+++ AVAILABLE RECORDS
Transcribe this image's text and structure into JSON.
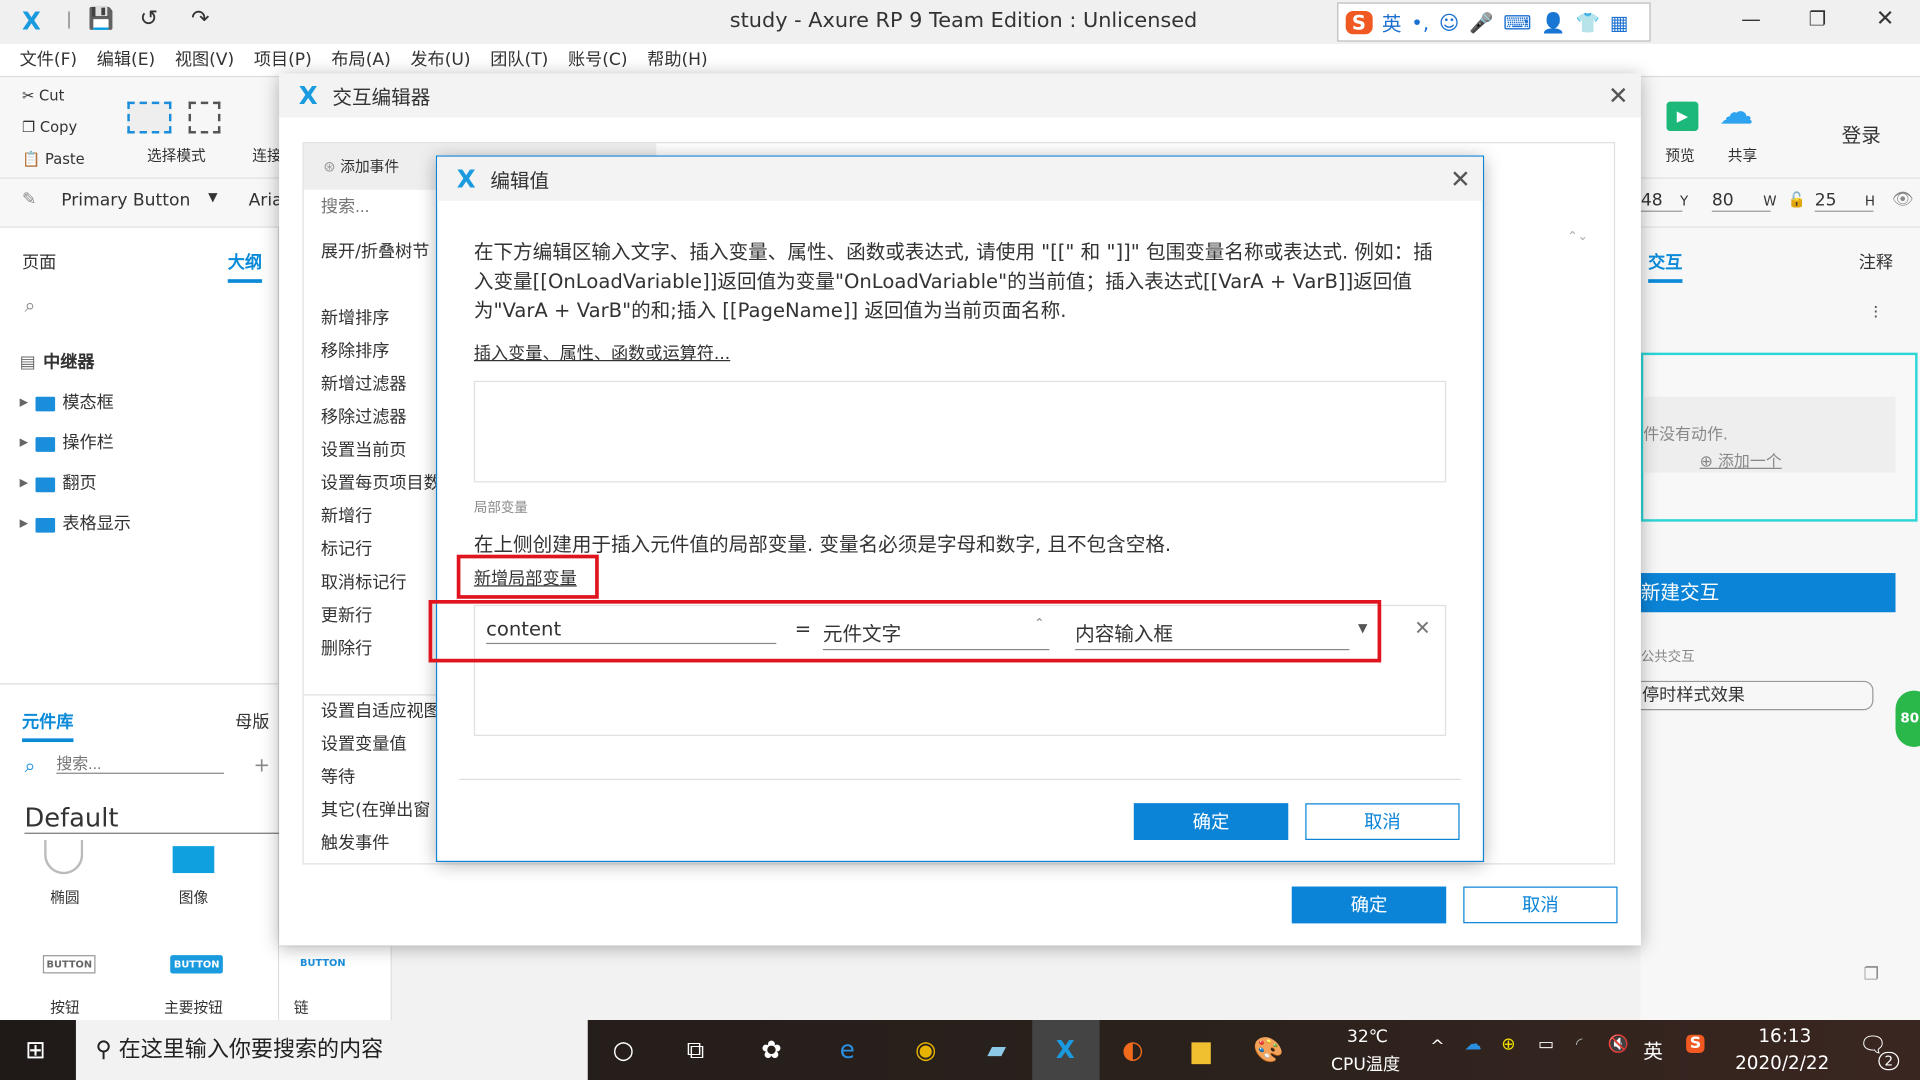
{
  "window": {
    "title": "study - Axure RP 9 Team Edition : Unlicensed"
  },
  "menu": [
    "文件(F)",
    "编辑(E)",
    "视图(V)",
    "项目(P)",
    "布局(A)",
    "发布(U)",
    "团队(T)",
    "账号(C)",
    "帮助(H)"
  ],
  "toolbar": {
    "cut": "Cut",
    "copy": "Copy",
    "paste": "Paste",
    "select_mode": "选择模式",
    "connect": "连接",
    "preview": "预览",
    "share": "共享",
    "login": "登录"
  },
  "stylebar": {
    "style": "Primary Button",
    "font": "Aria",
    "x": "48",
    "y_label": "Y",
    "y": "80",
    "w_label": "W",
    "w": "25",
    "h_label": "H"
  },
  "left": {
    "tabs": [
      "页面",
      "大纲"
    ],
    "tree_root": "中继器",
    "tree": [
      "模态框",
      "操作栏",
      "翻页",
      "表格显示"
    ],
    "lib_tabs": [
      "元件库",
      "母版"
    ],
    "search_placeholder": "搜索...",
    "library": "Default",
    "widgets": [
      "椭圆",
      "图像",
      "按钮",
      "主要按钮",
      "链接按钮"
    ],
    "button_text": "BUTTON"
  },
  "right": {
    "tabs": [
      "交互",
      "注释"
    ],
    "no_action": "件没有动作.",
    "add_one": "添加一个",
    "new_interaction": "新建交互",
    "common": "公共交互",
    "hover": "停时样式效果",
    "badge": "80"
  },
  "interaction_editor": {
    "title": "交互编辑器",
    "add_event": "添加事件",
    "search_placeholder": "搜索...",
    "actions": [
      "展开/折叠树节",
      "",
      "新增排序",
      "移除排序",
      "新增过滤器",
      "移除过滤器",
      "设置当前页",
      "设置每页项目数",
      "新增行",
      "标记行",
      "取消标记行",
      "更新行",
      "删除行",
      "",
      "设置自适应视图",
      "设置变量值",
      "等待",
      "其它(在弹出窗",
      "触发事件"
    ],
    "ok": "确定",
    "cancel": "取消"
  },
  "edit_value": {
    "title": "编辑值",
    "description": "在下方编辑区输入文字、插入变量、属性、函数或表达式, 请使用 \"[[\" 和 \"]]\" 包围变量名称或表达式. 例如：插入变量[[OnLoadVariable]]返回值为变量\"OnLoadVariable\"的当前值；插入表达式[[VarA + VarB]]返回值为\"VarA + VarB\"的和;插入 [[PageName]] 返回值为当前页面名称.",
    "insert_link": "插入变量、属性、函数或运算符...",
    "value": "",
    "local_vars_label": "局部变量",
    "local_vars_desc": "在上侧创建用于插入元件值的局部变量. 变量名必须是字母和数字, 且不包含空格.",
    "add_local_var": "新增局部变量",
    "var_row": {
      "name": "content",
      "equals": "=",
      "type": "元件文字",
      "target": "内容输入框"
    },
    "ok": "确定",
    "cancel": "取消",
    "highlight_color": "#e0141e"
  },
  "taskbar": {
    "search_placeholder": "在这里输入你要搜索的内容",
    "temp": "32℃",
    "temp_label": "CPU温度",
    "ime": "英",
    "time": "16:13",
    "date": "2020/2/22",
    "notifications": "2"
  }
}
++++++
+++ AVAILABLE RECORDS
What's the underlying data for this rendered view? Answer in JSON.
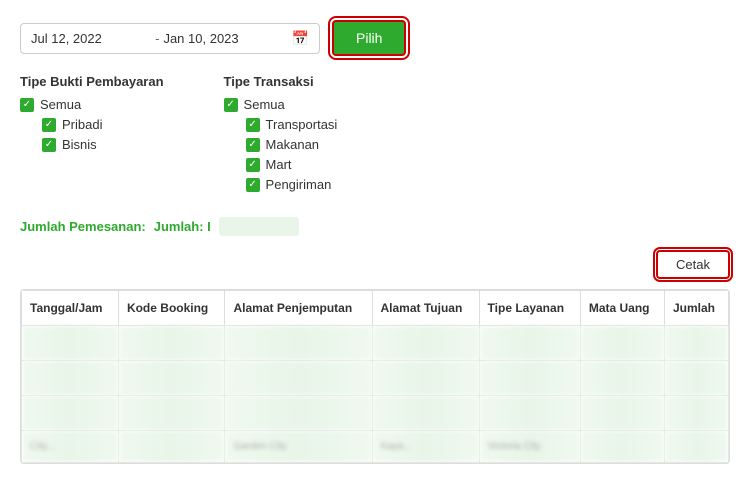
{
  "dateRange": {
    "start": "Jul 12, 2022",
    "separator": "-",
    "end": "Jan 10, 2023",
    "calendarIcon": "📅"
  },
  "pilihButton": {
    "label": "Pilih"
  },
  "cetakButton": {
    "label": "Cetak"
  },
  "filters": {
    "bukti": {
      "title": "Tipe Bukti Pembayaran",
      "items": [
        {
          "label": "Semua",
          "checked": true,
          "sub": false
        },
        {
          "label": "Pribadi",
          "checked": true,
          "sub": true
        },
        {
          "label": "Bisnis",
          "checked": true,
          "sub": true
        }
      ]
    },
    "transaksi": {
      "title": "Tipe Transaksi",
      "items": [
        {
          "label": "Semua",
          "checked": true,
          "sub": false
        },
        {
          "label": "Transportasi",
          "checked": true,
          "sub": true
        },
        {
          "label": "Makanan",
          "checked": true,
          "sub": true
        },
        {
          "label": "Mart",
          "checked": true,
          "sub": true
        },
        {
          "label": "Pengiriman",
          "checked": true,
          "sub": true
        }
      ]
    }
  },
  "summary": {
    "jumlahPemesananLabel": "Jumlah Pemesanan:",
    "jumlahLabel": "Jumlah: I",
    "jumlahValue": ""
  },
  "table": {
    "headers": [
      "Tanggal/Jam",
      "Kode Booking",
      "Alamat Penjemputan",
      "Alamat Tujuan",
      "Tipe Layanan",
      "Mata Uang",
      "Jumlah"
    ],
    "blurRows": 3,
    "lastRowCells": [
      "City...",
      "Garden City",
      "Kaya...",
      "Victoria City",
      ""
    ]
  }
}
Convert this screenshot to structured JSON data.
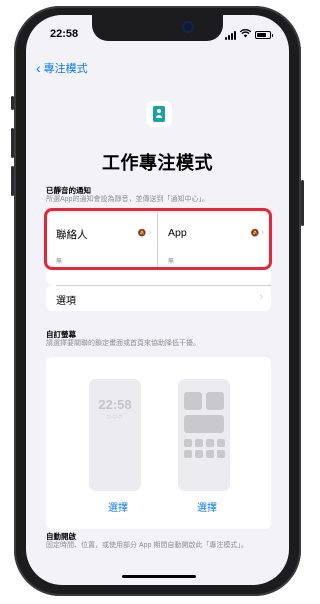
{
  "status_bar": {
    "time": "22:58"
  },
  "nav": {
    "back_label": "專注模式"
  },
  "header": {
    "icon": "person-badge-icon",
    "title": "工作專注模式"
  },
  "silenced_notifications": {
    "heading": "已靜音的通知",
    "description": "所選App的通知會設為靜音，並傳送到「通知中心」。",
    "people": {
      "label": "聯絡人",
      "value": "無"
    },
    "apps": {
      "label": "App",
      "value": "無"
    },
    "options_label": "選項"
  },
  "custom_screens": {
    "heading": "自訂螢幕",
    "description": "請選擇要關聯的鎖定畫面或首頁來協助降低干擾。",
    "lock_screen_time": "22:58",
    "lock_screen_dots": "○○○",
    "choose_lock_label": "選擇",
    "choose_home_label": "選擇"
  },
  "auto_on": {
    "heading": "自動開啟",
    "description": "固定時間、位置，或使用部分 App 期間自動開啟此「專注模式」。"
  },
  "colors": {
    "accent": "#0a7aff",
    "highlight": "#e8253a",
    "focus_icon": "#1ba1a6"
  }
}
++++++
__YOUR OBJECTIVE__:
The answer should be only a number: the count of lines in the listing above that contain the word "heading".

__TASK RESULT__:
3